Penn’s Board of Trustees approved the design for the new Vagelos Laboratory for Energy Science and Technology at 3200 Walnut Street.

The $173 million facility is scheduled to open in the fall of 2024, consolidating energy research programs by providing 110,000 square feet of laboratory space, Penn Today reported. The building will house the Vagelos Institute for Energy Science and Technology and the Vagelos Integrated Program in Energy Research.

The facility is funded by donations totaling $70 million from Roy and Diana Vagelos, Penn Today reported. Their initial $50 million donation in 2019 was the largest in the history of the School of Arts and Sciences. The couple later donated another $20 million to expand the building’s design from six to seven stories, Penn Today reported.

The new structure, located next to David Rittenhouse Laboratory, will serve as an energy and sustainability-focused research hub for both the College of Arts and Sciences and the School of Engineering and Applied Sciences, Penn Today reported. It will include wet chemistry research labs and optics research labs for researchers in both schools.

The facility will also include collaborative spaces and offices with energy-efficient features, such as radiant heating and cooling systems and shading devices on the eastern and western facades, which will minimize glare on the building, Penn Today reported.

Construction is expected to begin in March 2022, and completion of the facility is anticipated in fall 2024, Penn Today reported.

“We are so grateful to Roy and Diana for their enduring support of Penn’s groundbreaking research in the area of energy research and sustainable energy solutions,” Penn President Amy Gutmann told Penn Today. 

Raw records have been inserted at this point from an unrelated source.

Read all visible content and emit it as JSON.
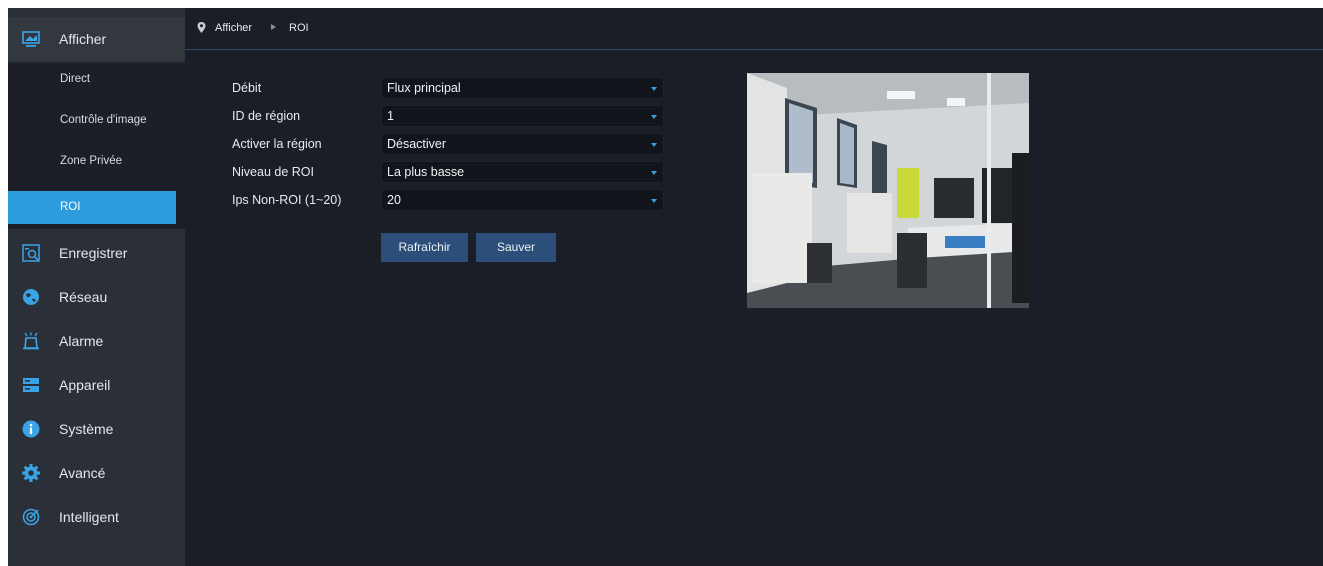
{
  "sidebar": {
    "top_item": {
      "label": "Afficher",
      "icon": "monitor-icon"
    },
    "sub_items": [
      {
        "label": "Direct"
      },
      {
        "label": "Contrôle d'image"
      },
      {
        "label": "Zone Privée"
      },
      {
        "label": "ROI",
        "active": true
      }
    ],
    "items": [
      {
        "label": "Enregistrer",
        "icon": "record-search-icon"
      },
      {
        "label": "Réseau",
        "icon": "globe-icon"
      },
      {
        "label": "Alarme",
        "icon": "alarm-icon"
      },
      {
        "label": "Appareil",
        "icon": "device-icon"
      },
      {
        "label": "Système",
        "icon": "info-icon"
      },
      {
        "label": "Avancé",
        "icon": "gear-icon"
      },
      {
        "label": "Intelligent",
        "icon": "target-icon"
      }
    ]
  },
  "breadcrumb": {
    "root": "Afficher",
    "current": "ROI",
    "icon": "location-pin-icon"
  },
  "form": {
    "fields": [
      {
        "label": "Débit",
        "value": "Flux principal"
      },
      {
        "label": "ID de région",
        "value": "1"
      },
      {
        "label": "Activer la région",
        "value": "Désactiver"
      },
      {
        "label": "Niveau de ROI",
        "value": "La plus basse"
      },
      {
        "label": "Ips Non-ROI (1~20)",
        "value": "20"
      }
    ],
    "refresh_label": "Rafraîchir",
    "save_label": "Sauver"
  },
  "colors": {
    "accent": "#2d9cdc",
    "background": "#1b1e26",
    "sidebar": "#2b2f37",
    "button": "#2c4f7a"
  }
}
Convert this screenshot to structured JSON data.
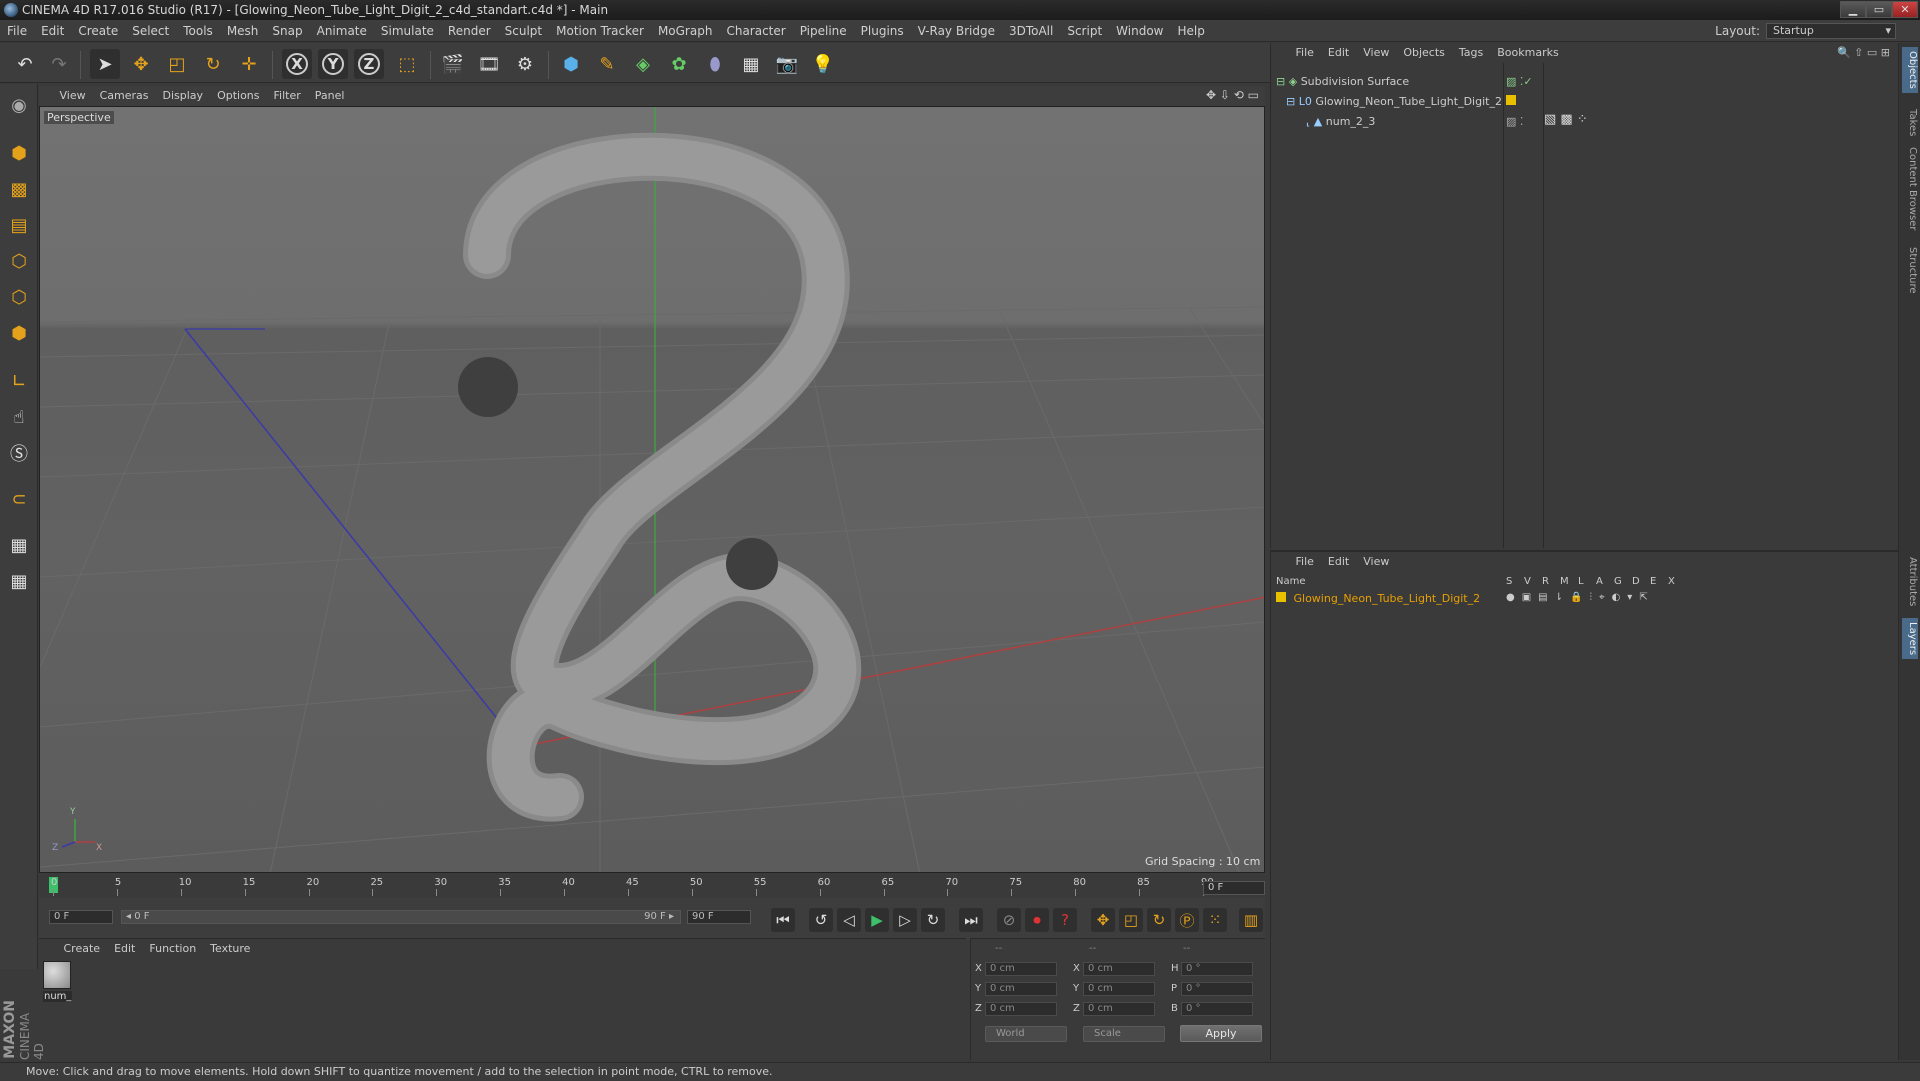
{
  "window": {
    "title": "CINEMA 4D R17.016 Studio (R17) - [Glowing_Neon_Tube_Light_Digit_2_c4d_standart.c4d *] - Main",
    "buttons": [
      "▁",
      "▭",
      "✕"
    ]
  },
  "menu": {
    "items": [
      "File",
      "Edit",
      "Create",
      "Select",
      "Tools",
      "Mesh",
      "Snap",
      "Animate",
      "Simulate",
      "Render",
      "Sculpt",
      "Motion Tracker",
      "MoGraph",
      "Character",
      "Pipeline",
      "Plugins",
      "V-Ray Bridge",
      "3DToAll",
      "Script",
      "Window",
      "Help"
    ],
    "layout_label": "Layout:",
    "layout_value": "Startup"
  },
  "toolbar": {
    "x_label": "X",
    "y_label": "Y",
    "z_label": "Z"
  },
  "viewport": {
    "menu": [
      "View",
      "Cameras",
      "Display",
      "Options",
      "Filter",
      "Panel"
    ],
    "label": "Perspective",
    "grid_spacing": "Grid Spacing : 10 cm",
    "axis_y": "Y",
    "axis_z": "Z",
    "axis_x": "X"
  },
  "timeline": {
    "ticks": [
      "0",
      "5",
      "10",
      "15",
      "20",
      "25",
      "30",
      "35",
      "40",
      "45",
      "50",
      "55",
      "60",
      "65",
      "70",
      "75",
      "80",
      "85",
      "90"
    ],
    "current_frame": "0 F"
  },
  "transport": {
    "start_field": "0 F",
    "range_start": "◂ 0 F",
    "range_end": "90 F ▸",
    "end_field": "90 F"
  },
  "materials": {
    "menu": [
      "Create",
      "Edit",
      "Function",
      "Texture"
    ],
    "items": [
      {
        "name": "num_"
      }
    ]
  },
  "coordinates": {
    "header": [
      "--",
      "--",
      "--"
    ],
    "rows": [
      {
        "axis": "X",
        "pos": "0 cm",
        "axis2": "X",
        "size": "0 cm",
        "rot_label": "H",
        "rot": "0 °"
      },
      {
        "axis": "Y",
        "pos": "0 cm",
        "axis2": "Y",
        "size": "0 cm",
        "rot_label": "P",
        "rot": "0 °"
      },
      {
        "axis": "Z",
        "pos": "0 cm",
        "axis2": "Z",
        "size": "0 cm",
        "rot_label": "B",
        "rot": "0 °"
      }
    ],
    "world": "World",
    "scale": "Scale",
    "apply": "Apply"
  },
  "status": {
    "text": "Move: Click and drag to move elements. Hold down SHIFT to quantize movement / add to the selection in point mode, CTRL to remove."
  },
  "objects": {
    "menu": [
      "File",
      "Edit",
      "View",
      "Objects",
      "Tags",
      "Bookmarks"
    ],
    "tree": [
      {
        "name": "Subdivision Surface",
        "indent": 0
      },
      {
        "name": "Glowing_Neon_Tube_Light_Digit_2",
        "indent": 1
      },
      {
        "name": "num_2_3",
        "indent": 2
      }
    ]
  },
  "layers": {
    "menu": [
      "File",
      "Edit",
      "View"
    ],
    "columns": [
      "Name",
      "S",
      "V",
      "R",
      "M",
      "L",
      "A",
      "G",
      "D",
      "E",
      "X"
    ],
    "rows": [
      {
        "name": "Glowing_Neon_Tube_Light_Digit_2",
        "color": "#e8c000"
      }
    ]
  },
  "right_tabs": [
    "Objects",
    "Takes",
    "Content Browser",
    "Structure",
    "Attributes",
    "Layers"
  ],
  "brand": {
    "maxon": "MAXON",
    "c4d": "CINEMA 4D"
  },
  "colors": {
    "accent": "#e4a11b",
    "layer_name": "#e8a000",
    "selected_tab": "#4a6a8a"
  }
}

“Their tremendous generosity and trust in Penn’s collaborative approach, bringing Penn’s world-renowned physical scientists and engineers together to solve scientific and technological problems related to alternative sources of energy and energy use and storage, is a testament to Penn leadership and innovation in seeking a sustainable future.”